*Exercise prompt*:
Work through the listing below and count the lines that hold "letters". Answer with the number alone.

*The input*:
[Start of section]
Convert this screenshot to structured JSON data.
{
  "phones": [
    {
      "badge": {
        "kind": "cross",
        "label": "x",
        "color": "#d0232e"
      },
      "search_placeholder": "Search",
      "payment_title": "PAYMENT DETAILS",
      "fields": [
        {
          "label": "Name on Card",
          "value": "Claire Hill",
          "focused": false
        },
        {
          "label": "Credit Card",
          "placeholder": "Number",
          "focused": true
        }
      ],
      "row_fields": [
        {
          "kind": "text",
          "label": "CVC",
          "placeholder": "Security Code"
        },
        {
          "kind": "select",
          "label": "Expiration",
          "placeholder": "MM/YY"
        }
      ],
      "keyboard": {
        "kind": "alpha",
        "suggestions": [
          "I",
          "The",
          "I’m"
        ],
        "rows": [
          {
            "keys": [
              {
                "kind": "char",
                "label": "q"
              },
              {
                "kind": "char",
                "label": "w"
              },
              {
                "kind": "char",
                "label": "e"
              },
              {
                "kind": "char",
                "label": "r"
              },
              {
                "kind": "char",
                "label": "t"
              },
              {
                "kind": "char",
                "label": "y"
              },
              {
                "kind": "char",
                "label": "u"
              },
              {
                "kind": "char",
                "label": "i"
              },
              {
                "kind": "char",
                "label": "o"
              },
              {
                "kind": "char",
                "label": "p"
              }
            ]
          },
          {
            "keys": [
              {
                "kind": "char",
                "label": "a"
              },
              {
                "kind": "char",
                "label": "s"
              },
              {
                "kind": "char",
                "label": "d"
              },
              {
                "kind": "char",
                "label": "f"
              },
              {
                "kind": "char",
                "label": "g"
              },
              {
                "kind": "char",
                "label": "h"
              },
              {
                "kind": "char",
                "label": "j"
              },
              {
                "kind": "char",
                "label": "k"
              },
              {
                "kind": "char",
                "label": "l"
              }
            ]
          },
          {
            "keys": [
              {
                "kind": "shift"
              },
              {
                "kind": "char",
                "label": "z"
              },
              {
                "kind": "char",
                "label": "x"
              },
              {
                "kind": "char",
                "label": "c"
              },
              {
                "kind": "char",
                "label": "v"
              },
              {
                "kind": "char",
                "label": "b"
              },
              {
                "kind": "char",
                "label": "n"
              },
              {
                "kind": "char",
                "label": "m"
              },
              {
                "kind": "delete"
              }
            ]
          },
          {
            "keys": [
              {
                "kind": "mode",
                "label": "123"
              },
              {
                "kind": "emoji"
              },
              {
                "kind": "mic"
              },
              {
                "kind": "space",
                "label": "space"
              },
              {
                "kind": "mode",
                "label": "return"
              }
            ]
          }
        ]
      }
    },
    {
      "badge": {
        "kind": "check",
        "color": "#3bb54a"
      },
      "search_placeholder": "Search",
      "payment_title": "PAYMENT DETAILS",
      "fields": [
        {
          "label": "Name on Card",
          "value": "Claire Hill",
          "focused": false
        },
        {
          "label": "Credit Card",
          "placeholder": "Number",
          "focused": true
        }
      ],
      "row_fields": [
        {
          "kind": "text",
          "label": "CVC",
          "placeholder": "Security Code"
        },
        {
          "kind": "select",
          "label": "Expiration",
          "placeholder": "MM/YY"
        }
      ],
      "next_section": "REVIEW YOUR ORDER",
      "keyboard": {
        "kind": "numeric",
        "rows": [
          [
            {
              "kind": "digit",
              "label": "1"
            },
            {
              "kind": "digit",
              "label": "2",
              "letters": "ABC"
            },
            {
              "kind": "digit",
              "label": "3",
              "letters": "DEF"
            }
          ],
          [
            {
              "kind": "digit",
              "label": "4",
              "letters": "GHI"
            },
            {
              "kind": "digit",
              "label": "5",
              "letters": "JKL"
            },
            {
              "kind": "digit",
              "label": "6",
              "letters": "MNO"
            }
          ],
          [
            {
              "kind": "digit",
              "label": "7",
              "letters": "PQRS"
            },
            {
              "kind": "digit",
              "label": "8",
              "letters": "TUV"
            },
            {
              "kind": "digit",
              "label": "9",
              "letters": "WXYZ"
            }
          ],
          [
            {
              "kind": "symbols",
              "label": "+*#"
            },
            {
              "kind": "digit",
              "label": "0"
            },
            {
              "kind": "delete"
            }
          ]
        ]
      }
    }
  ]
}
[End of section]
*Your solution*:
8